[Stored data]
==========

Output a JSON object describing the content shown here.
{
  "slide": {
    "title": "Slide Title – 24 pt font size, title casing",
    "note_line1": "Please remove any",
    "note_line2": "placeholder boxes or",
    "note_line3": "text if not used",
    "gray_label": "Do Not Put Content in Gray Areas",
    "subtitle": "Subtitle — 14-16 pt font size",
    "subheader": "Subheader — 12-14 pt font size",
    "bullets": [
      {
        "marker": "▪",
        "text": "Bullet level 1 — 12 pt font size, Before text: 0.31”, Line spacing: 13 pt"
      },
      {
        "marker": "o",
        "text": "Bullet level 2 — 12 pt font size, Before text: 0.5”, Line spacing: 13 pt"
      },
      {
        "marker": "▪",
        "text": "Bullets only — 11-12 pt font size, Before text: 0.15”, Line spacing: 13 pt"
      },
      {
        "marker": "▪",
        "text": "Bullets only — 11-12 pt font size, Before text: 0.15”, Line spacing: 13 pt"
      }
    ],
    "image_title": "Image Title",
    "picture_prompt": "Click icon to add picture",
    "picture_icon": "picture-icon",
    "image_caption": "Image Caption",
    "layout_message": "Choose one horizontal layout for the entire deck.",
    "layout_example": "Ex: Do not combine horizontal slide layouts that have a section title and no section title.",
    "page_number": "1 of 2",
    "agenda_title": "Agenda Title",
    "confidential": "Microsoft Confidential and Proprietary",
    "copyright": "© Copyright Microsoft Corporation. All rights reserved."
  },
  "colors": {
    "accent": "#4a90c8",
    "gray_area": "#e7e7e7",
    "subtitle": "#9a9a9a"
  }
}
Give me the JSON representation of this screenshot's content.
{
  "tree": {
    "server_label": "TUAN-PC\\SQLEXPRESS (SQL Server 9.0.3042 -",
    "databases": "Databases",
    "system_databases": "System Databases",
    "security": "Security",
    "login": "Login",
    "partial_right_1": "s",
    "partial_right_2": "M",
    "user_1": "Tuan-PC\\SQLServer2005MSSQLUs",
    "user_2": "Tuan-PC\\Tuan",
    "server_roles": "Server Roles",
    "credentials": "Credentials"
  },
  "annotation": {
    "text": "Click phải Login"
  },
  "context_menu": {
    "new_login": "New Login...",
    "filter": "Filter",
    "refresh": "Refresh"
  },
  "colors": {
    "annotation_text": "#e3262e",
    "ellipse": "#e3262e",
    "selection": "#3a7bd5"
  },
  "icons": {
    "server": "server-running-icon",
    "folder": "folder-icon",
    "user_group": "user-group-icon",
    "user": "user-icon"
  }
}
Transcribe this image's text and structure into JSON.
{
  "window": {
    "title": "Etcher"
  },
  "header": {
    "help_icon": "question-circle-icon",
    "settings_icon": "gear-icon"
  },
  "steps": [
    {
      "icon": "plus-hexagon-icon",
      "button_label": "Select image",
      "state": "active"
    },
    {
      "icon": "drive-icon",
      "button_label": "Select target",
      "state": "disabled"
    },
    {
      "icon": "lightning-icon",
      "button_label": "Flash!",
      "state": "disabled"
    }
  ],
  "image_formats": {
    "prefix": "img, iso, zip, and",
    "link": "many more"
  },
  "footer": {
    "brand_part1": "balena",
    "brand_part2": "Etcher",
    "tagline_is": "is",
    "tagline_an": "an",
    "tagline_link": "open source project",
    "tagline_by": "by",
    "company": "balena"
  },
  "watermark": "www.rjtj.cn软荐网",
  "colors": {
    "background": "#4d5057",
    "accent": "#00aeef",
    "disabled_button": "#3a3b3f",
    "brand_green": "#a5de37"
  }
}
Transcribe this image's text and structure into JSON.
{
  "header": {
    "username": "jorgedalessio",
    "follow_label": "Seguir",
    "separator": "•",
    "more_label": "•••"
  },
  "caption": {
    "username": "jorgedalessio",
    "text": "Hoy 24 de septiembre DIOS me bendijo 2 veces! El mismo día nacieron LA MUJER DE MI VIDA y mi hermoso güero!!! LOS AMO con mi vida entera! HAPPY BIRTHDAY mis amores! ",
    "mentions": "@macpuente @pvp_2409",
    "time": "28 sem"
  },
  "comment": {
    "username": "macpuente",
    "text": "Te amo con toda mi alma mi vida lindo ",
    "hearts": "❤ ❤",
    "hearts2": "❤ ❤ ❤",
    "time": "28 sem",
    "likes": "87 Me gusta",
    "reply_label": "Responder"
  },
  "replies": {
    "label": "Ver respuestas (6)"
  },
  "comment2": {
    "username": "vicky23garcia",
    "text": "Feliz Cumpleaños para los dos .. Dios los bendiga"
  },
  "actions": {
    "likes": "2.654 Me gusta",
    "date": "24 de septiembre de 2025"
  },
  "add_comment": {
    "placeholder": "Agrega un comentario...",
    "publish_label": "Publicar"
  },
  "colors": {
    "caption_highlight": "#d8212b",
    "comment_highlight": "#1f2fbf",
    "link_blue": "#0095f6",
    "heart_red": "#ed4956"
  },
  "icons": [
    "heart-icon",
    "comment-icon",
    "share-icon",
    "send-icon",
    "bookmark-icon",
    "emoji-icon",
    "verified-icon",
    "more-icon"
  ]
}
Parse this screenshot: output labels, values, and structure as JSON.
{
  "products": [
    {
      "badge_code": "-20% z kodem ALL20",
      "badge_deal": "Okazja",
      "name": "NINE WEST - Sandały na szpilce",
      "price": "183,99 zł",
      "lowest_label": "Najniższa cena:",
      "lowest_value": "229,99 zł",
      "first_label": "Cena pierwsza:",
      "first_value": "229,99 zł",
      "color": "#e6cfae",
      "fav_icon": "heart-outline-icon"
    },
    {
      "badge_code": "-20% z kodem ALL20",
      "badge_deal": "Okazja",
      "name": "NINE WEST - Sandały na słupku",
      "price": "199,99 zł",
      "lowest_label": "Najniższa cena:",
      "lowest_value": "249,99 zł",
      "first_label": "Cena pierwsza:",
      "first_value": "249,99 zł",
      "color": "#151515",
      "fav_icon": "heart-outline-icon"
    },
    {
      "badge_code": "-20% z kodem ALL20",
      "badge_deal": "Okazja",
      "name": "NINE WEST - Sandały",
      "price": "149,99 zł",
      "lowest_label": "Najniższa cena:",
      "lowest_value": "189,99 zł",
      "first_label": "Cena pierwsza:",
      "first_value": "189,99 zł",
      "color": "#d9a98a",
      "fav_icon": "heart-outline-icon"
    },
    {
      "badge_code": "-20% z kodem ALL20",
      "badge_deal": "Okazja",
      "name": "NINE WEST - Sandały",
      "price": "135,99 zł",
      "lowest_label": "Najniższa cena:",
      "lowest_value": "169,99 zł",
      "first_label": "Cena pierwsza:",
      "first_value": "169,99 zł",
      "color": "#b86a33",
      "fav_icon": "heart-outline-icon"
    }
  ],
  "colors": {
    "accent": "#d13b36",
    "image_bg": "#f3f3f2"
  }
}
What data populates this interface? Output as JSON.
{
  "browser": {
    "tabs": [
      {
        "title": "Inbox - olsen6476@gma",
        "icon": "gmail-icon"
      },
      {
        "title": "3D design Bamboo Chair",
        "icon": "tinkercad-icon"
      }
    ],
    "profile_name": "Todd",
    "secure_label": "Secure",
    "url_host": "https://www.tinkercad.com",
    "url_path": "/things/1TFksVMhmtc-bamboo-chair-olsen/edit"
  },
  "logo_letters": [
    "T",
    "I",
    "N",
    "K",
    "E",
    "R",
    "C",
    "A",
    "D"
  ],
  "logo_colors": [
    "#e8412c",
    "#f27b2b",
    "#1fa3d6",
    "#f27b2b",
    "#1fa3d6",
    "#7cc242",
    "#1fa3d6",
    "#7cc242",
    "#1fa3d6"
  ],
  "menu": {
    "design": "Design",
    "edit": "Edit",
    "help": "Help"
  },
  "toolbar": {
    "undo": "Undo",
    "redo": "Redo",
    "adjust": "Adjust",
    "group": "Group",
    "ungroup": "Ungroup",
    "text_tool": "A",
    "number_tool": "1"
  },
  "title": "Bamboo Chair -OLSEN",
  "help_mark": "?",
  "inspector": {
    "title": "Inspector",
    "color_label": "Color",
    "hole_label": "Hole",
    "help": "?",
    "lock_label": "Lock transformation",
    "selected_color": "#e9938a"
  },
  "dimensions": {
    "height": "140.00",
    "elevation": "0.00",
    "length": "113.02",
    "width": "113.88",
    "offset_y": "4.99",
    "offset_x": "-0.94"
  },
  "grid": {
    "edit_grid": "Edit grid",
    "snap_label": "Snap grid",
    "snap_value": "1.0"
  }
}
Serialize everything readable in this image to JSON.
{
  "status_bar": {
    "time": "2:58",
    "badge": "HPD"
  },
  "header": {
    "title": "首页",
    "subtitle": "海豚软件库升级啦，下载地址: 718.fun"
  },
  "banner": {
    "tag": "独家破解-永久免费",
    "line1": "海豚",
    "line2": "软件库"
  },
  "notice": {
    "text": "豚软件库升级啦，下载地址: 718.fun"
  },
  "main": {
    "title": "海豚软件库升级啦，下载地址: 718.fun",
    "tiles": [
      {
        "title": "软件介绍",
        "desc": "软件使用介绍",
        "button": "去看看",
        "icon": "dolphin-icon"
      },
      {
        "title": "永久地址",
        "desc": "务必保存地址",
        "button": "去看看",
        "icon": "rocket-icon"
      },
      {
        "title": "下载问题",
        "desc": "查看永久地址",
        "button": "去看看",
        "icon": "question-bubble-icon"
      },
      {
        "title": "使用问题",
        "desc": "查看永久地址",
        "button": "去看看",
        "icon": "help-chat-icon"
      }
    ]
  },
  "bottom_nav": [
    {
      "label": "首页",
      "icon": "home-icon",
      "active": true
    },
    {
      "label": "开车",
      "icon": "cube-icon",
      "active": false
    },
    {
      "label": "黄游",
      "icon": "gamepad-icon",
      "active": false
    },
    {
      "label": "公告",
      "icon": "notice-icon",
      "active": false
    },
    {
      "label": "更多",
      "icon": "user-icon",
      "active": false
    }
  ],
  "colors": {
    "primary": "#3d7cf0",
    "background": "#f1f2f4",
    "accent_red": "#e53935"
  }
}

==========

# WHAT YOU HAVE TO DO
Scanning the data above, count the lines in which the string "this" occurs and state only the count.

# TASK OUTPUT
6